(Record extracts begins)

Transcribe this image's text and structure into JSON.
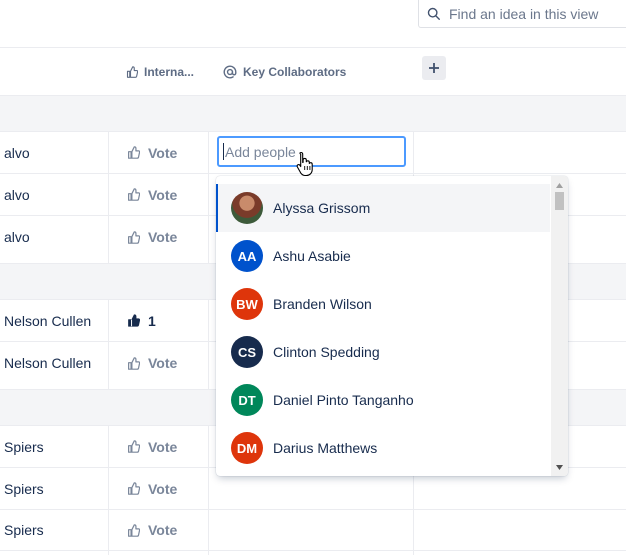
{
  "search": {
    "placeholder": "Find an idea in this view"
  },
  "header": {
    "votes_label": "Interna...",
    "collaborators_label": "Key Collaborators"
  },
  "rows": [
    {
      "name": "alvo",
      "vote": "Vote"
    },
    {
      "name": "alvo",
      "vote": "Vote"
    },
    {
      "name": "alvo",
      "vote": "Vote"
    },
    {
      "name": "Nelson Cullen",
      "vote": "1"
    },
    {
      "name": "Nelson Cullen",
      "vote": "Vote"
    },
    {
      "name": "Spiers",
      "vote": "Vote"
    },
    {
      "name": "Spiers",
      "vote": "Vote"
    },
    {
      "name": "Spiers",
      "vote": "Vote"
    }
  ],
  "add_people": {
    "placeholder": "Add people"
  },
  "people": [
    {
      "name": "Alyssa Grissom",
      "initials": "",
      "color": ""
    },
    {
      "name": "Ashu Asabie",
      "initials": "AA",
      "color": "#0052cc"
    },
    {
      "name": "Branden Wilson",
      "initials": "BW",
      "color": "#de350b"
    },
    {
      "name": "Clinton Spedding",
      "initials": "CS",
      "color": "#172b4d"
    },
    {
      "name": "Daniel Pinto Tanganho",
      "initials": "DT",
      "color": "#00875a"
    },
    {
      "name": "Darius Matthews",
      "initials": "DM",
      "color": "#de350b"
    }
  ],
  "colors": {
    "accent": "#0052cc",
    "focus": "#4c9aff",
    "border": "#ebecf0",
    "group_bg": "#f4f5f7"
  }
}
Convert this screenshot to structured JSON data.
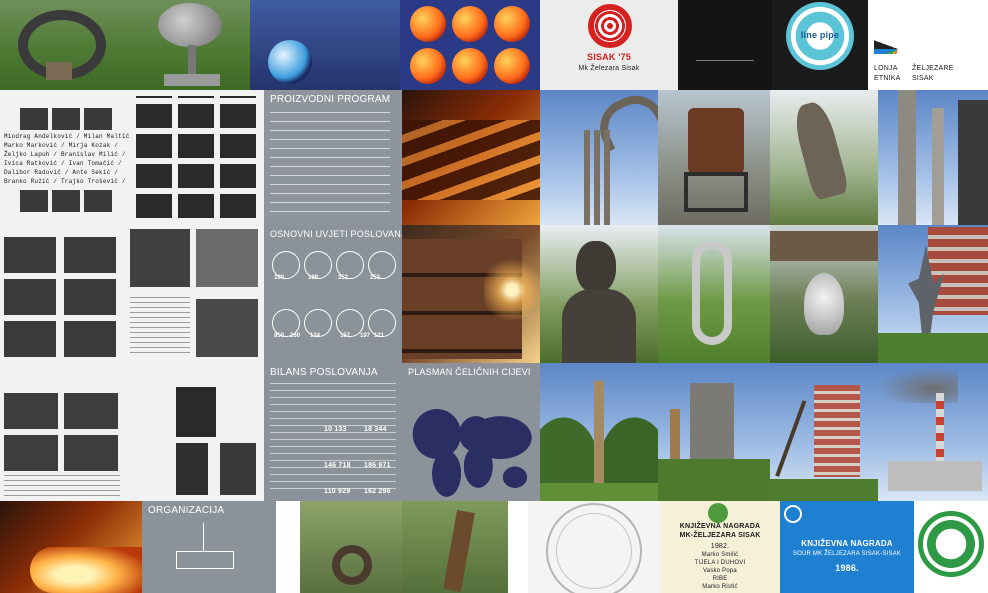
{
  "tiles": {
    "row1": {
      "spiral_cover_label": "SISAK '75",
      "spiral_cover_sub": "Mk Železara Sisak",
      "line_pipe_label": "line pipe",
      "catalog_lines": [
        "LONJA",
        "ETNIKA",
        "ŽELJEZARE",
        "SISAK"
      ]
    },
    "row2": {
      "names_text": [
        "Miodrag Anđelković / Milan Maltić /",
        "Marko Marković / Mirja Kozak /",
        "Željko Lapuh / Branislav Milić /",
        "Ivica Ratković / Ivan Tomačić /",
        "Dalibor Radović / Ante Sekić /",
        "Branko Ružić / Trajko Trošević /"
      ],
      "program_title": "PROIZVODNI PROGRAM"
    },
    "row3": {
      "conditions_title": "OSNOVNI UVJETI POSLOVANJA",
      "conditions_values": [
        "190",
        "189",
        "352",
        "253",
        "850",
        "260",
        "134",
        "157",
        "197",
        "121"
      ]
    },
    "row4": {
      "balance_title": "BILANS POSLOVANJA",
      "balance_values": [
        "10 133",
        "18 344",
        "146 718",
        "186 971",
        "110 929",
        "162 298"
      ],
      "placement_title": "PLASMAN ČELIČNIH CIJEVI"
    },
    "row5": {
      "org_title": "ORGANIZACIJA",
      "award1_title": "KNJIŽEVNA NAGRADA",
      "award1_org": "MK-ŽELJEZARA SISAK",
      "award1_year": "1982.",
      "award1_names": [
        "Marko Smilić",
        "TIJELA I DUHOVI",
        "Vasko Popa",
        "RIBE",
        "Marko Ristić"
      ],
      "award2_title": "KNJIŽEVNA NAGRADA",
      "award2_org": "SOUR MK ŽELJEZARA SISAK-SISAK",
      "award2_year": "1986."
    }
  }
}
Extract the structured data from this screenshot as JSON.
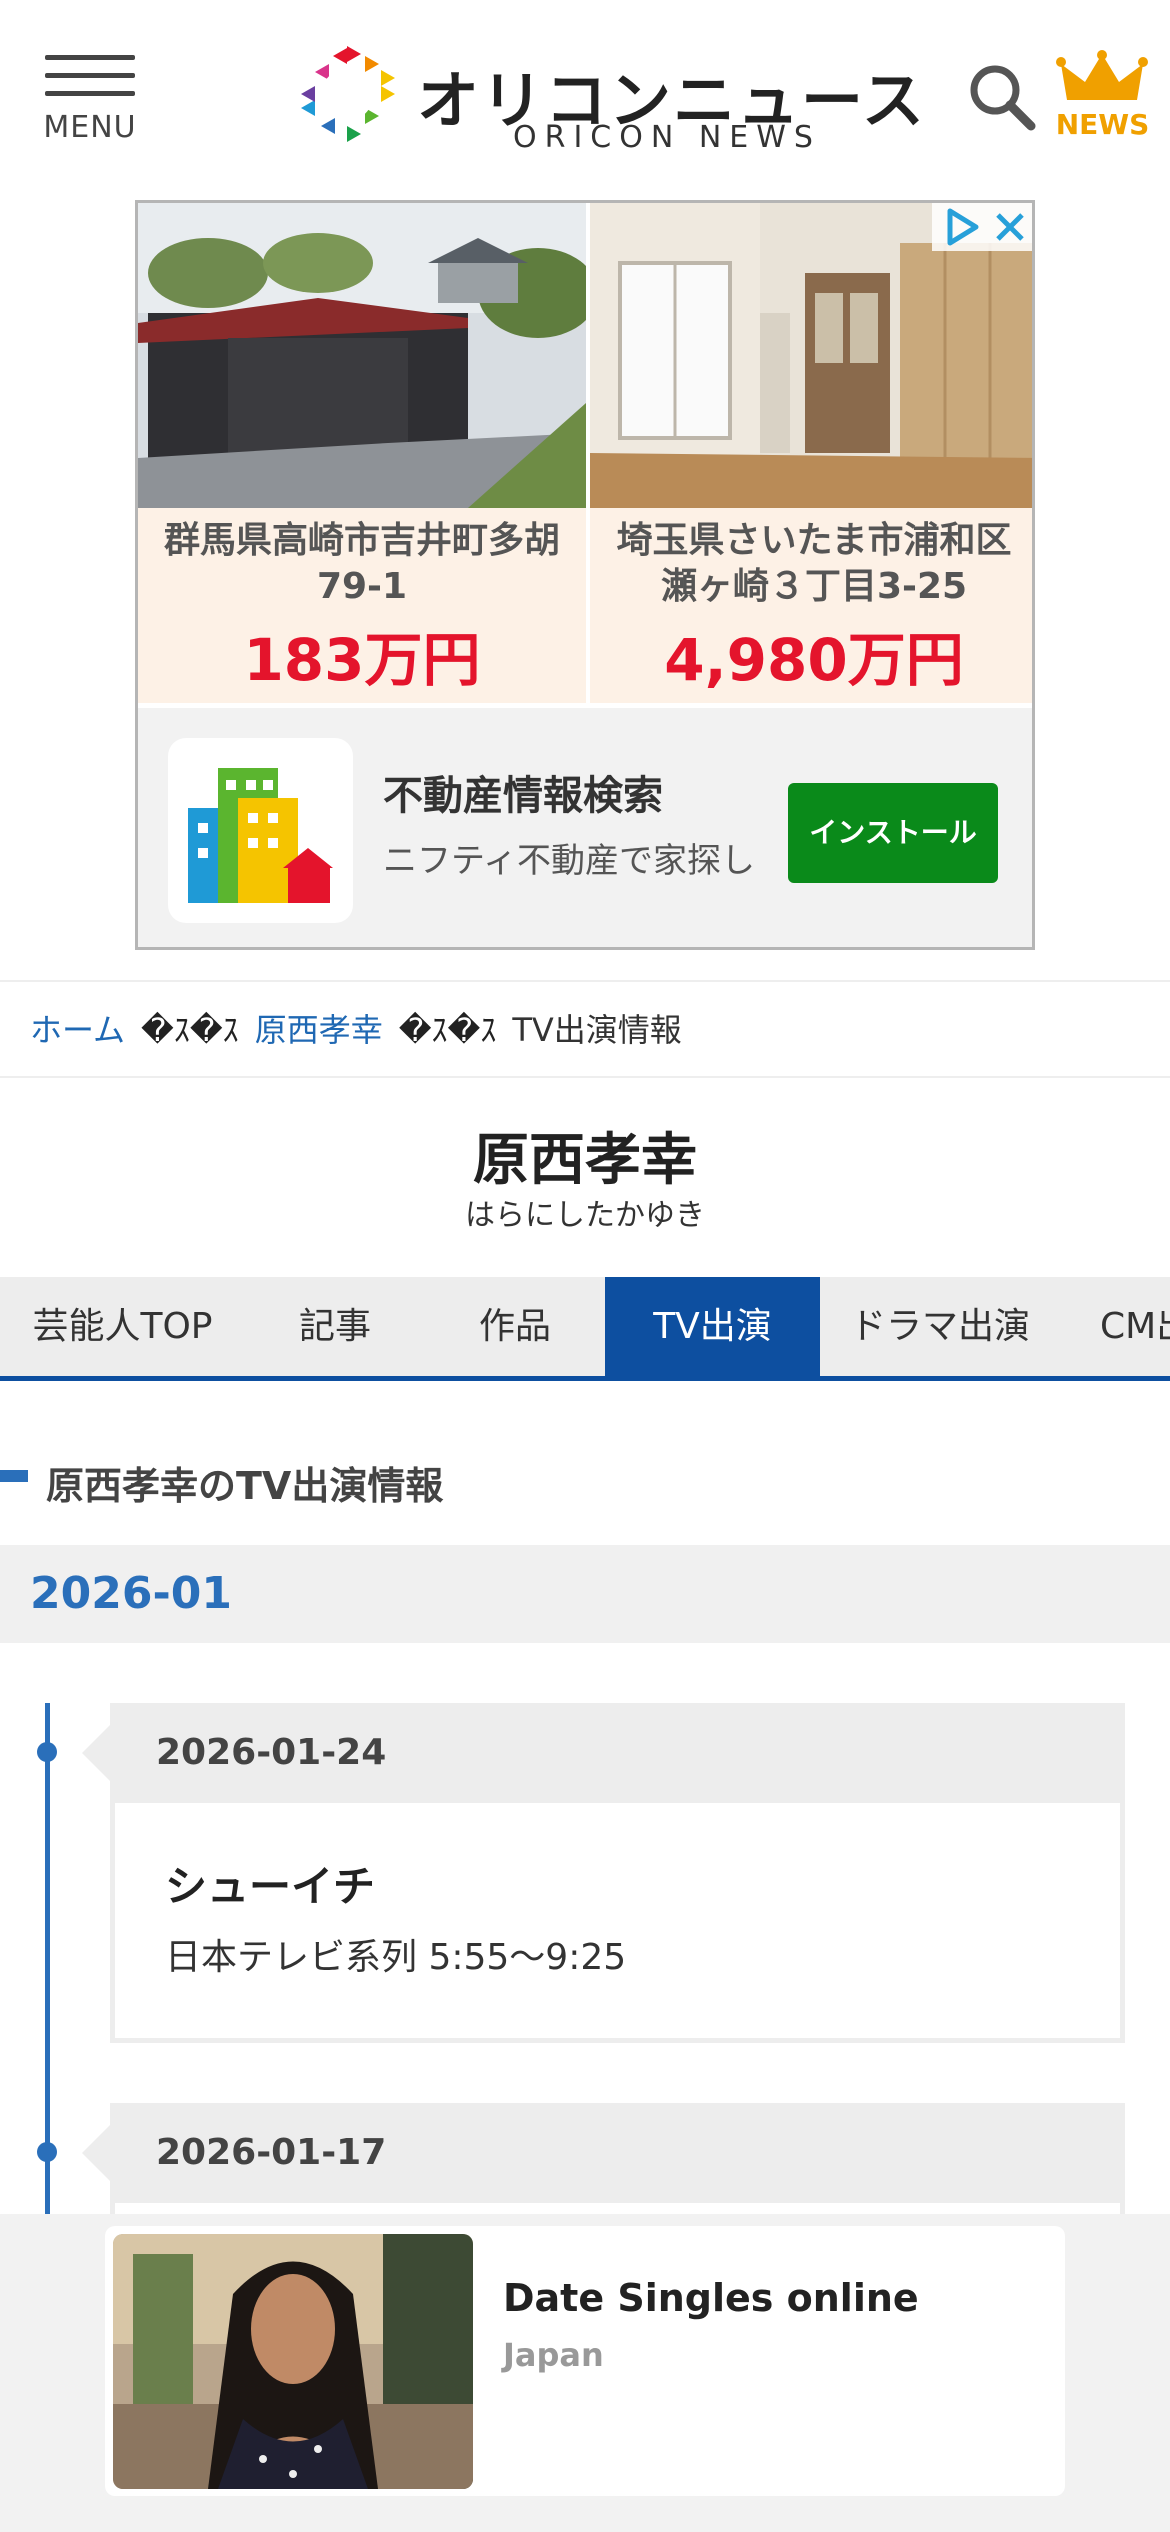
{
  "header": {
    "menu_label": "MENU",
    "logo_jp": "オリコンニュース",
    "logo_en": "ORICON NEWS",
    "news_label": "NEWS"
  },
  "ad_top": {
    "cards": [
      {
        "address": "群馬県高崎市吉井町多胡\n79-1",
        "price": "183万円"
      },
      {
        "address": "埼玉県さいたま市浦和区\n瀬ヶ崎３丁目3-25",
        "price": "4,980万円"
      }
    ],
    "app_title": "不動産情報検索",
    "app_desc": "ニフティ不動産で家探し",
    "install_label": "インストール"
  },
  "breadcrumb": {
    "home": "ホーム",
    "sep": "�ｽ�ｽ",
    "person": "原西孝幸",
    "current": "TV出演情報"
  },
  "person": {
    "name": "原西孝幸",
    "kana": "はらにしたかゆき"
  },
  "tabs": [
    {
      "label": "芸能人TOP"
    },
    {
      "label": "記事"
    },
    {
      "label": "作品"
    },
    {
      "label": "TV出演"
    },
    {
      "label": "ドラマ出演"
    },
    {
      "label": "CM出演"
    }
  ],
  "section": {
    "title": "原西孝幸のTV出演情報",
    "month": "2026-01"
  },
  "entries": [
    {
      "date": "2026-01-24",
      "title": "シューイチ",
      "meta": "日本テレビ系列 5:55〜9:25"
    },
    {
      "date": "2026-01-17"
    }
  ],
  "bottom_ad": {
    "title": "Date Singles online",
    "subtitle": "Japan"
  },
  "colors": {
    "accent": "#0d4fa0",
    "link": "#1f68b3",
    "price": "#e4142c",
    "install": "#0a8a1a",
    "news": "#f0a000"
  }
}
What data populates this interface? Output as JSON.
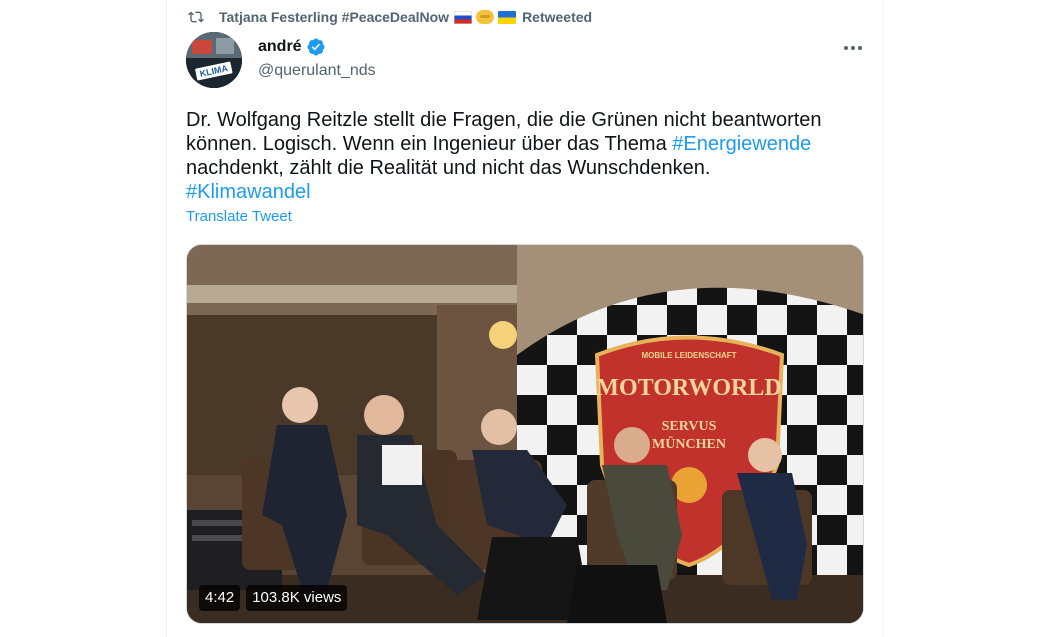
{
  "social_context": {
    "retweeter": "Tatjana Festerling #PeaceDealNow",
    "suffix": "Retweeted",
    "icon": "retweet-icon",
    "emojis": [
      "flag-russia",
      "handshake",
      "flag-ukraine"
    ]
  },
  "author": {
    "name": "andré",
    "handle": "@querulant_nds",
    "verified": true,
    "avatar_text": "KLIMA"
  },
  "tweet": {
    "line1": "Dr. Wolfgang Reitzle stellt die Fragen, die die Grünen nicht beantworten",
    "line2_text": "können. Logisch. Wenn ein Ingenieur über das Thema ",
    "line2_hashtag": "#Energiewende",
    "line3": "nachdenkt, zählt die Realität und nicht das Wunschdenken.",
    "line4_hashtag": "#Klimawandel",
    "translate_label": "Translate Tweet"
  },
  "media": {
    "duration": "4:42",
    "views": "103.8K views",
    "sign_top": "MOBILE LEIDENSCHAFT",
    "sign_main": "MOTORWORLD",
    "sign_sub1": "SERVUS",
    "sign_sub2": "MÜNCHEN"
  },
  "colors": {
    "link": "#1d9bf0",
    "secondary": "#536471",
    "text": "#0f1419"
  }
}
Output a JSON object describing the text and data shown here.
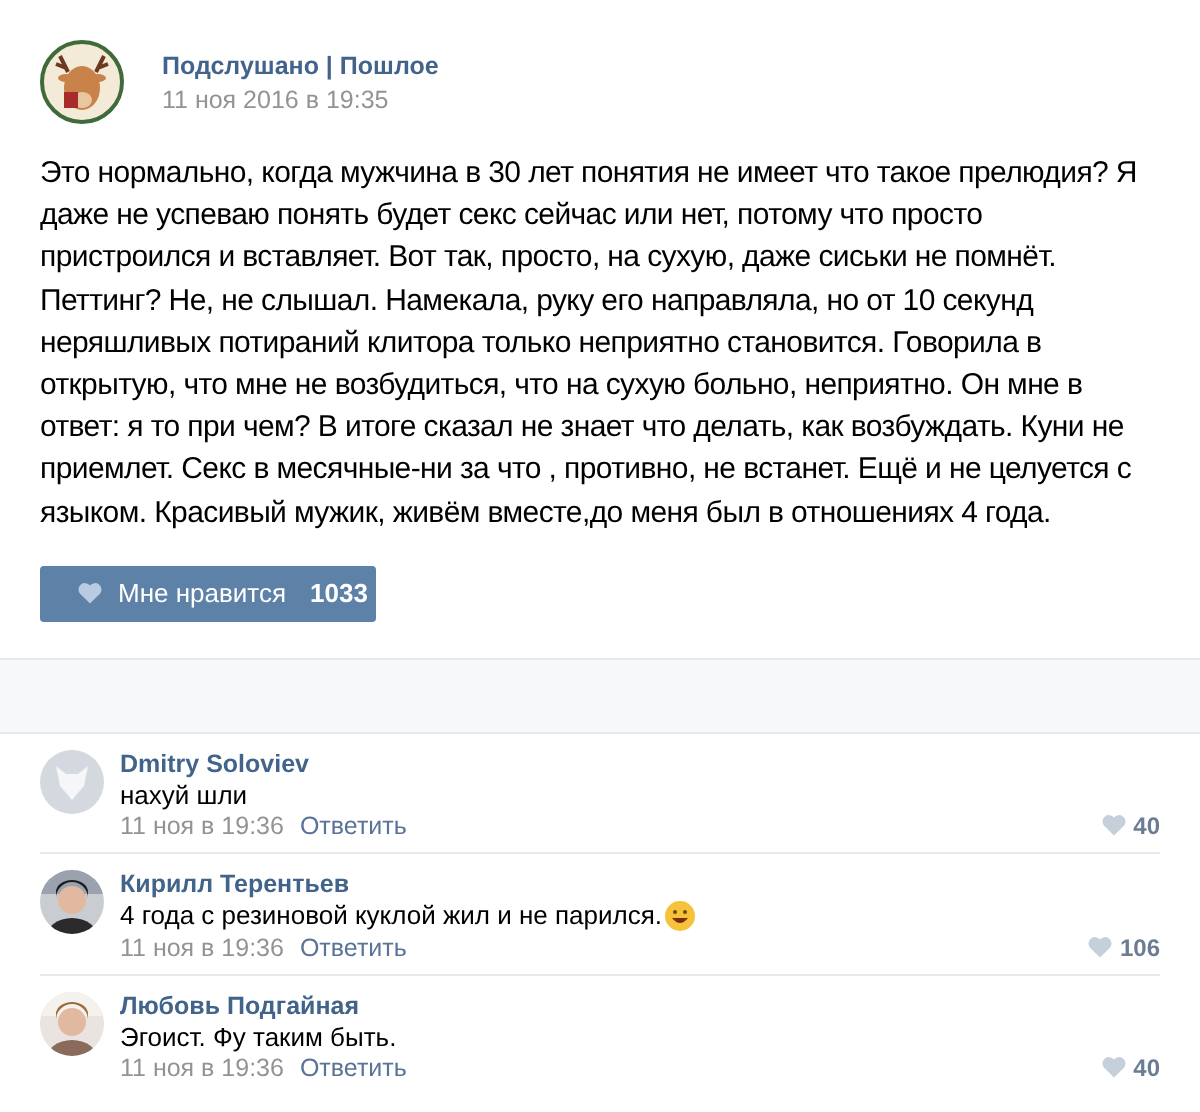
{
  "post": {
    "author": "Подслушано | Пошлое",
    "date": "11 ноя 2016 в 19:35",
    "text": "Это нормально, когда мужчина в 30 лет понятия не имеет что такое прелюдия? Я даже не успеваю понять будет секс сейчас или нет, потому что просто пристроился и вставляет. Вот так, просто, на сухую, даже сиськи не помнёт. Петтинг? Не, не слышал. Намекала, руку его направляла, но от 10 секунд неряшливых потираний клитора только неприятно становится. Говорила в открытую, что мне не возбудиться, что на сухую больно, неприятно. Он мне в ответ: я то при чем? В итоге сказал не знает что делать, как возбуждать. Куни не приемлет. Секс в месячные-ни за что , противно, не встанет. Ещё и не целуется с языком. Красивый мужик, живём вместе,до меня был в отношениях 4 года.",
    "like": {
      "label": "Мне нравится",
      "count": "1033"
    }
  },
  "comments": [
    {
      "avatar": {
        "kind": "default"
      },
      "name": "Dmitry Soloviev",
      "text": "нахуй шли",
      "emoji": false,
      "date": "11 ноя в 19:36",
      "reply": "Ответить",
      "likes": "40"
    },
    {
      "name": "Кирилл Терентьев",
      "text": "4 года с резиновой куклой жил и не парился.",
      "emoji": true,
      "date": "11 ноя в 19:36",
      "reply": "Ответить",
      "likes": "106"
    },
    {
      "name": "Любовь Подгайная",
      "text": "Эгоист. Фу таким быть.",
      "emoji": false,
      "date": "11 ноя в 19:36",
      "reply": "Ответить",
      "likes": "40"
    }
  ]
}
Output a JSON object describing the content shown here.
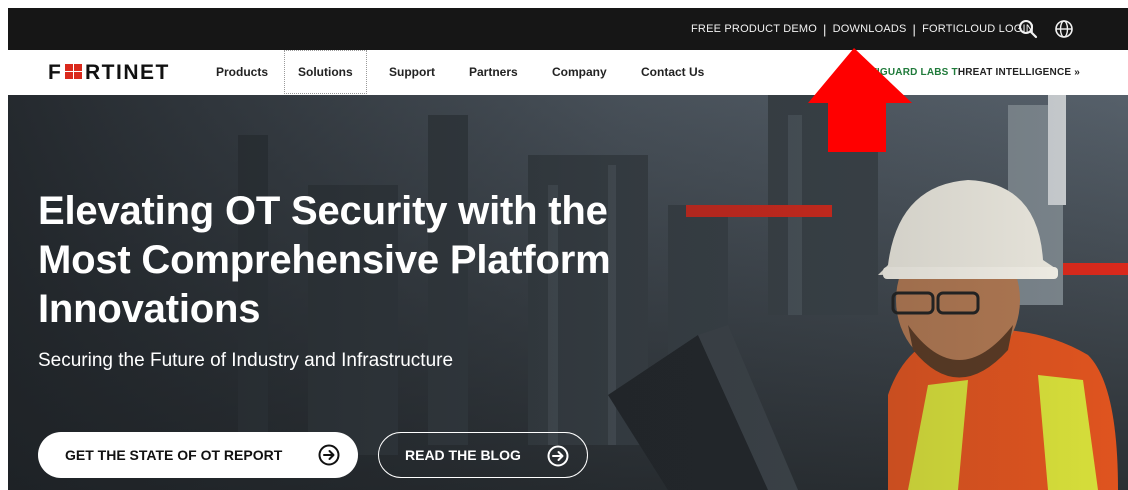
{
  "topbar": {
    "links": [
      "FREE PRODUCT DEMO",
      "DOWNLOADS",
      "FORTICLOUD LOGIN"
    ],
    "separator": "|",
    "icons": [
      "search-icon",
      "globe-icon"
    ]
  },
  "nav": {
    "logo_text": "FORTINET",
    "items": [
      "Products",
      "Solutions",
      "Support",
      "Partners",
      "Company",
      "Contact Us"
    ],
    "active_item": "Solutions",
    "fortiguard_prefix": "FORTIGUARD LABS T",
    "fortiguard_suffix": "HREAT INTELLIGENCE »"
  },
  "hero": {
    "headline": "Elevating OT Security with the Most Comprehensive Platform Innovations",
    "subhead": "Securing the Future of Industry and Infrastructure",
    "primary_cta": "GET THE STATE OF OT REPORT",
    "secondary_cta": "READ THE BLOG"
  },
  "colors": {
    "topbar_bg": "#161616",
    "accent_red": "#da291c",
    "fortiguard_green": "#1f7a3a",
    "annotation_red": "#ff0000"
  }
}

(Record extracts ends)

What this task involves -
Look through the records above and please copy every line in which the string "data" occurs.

Reply to the task -
Convert this screenshot to structured JSON data.
Extract the structured data from this screenshot as JSON.
What data populates this interface? Output as JSON.
Output a JSON object describing the text and data shown here.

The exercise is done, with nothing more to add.